A proportion used in determining the dimensional relationship of a representation to that which it represents.
A standard of measurement or judgment; a criterion.
An instrument or a machine for weighing.
Either of the pans, trays, or dishes of a balance.
One of the small thin plates forming the outer covering of fish, reptiles, and certain other animals.
A similar part, such as one of the minute structures overlapping to form the covering on the wings of butterflies and moths.
A small, thin, usually dry plant part, such as one of the protective leaves that cover a tree bud or one of the structures that contain the reproductive organs on the cones of a conifer.
A plant disease caused by scale insects.
An ordered system of numbering or indexing that is used as a reference standard in measurement, in which each number corresponds to some physical quantity. Some scales, such as temperature scales, have equal intervals; other scales, such as the Richter scale, are arranged as a geometric progression.
An instrument or a machine for weighing.
In music, the sequence of tones that a piece of music principally uses. A composition in the key of C-major uses the C-major scale, made up of the white keys on a piano.
A system of marks set at fixed intervals, used as a standard for measurement.
Note: On a map, plan, or chart, a scale indicates the proportion between the representation and what it represents, such as the legend “One inch equals twenty miles” on a map.
Note: Temperature scales divide up the range of temperatures into equal degrees.
- Scale drawing
noun a drawing with dimensions at a specific ratio relative to the actual size of the object drawn Examples This activity will teach you how to make a 1:2 scale drawing. Word Origin 1856
noun 1. any of numerous small, plant-sucking homopterous insects of the superfamily Coccoidea, the males of which are winged and the females wingless, often covered by a waxy secretion resembling scales. scale insect noun 1. any small homopterous insect of the family Coccidae and related families, which typically live and feed on plants and secrete […]
noun 1. a scalelike leaf, as a bud scale or certain bracts. noun (botany) 1. a modified leaf, often small and membranous, protecting buds, etc 2. any of the leaves of some conifers, such as cypresses, that are small and tightly pressed to the stem

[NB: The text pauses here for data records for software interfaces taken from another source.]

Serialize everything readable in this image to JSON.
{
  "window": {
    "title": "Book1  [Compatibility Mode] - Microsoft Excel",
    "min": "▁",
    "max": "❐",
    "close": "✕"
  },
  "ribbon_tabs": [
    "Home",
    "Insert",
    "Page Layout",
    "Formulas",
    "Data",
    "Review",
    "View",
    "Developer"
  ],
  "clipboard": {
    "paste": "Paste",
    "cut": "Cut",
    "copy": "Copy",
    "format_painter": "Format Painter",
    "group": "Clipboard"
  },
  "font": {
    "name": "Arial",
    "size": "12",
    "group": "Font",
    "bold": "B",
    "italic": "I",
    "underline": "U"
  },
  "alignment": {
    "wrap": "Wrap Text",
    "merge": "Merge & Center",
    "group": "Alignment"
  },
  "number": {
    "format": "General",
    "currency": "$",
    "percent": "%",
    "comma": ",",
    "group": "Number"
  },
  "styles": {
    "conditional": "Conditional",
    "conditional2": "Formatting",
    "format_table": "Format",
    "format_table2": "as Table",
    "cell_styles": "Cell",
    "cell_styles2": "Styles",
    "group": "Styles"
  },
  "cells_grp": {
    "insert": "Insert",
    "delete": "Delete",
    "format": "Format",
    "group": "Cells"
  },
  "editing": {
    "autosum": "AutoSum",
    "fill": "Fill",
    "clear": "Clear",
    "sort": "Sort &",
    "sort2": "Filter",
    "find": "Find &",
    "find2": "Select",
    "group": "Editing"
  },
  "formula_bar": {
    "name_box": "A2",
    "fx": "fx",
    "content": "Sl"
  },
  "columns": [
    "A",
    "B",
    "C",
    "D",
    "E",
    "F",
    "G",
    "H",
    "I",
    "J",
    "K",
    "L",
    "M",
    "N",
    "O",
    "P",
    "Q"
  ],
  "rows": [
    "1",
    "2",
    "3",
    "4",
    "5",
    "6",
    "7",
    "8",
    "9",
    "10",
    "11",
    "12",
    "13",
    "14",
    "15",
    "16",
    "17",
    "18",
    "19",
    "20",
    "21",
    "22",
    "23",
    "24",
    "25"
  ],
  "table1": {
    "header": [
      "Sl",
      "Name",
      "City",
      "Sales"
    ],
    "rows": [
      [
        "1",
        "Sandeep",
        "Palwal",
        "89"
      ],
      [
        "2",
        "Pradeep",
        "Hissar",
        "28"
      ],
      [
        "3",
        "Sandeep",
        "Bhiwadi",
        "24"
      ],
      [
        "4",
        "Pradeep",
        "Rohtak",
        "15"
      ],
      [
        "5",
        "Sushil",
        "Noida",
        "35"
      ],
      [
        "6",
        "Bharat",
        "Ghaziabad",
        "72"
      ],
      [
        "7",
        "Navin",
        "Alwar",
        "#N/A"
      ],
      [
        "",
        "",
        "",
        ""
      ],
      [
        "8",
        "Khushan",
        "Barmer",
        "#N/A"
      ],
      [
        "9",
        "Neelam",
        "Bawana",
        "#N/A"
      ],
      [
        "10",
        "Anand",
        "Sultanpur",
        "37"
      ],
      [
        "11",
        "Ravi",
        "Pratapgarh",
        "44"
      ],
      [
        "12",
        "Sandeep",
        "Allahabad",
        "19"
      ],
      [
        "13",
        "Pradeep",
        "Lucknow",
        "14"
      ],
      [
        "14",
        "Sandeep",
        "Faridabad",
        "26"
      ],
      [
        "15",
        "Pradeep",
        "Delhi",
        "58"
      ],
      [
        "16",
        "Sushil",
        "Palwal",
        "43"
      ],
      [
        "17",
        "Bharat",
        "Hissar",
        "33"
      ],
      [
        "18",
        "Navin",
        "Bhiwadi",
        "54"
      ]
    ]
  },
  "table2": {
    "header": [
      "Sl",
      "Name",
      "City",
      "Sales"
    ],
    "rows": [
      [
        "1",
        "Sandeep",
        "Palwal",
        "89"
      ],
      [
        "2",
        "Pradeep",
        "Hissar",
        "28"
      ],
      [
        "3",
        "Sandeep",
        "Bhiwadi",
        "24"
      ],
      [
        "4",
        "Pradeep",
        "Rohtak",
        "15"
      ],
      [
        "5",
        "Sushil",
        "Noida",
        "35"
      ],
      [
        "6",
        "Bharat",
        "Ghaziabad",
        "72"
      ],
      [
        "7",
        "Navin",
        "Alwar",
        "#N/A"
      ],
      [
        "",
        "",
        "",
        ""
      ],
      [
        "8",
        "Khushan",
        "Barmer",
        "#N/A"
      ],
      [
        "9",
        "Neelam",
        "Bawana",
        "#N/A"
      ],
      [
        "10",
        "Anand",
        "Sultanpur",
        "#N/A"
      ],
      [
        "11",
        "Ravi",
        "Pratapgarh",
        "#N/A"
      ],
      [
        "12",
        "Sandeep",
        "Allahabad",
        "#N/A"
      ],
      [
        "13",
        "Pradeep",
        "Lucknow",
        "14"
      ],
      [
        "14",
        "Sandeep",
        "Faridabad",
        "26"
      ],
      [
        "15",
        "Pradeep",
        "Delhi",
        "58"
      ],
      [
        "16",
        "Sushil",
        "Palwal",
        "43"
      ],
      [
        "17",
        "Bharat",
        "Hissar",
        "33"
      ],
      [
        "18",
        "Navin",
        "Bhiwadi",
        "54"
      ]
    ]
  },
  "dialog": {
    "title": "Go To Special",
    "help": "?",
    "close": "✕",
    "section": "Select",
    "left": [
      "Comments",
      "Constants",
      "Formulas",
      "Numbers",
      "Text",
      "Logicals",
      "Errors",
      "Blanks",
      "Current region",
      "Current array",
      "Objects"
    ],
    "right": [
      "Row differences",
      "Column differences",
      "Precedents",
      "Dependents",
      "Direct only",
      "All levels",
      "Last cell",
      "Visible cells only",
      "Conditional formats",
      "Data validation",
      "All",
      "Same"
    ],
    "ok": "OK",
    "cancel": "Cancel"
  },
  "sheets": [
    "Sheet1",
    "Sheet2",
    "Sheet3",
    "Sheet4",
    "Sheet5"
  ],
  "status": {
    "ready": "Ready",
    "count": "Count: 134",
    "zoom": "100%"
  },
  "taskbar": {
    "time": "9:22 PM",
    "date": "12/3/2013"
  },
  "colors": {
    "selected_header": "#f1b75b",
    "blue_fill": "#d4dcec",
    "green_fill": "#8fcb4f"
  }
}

noun 1. Zoology. one of the thin, flat, horny plates forming the covering of certain animals, as snakes, lizards, and pangolins. one of the hard, bony or dentinal plates, either flat or denticulate, forming the covering of certain other animals, as fishes. 2. any thin, platelike piece, lamina, or flake that peels off from a […]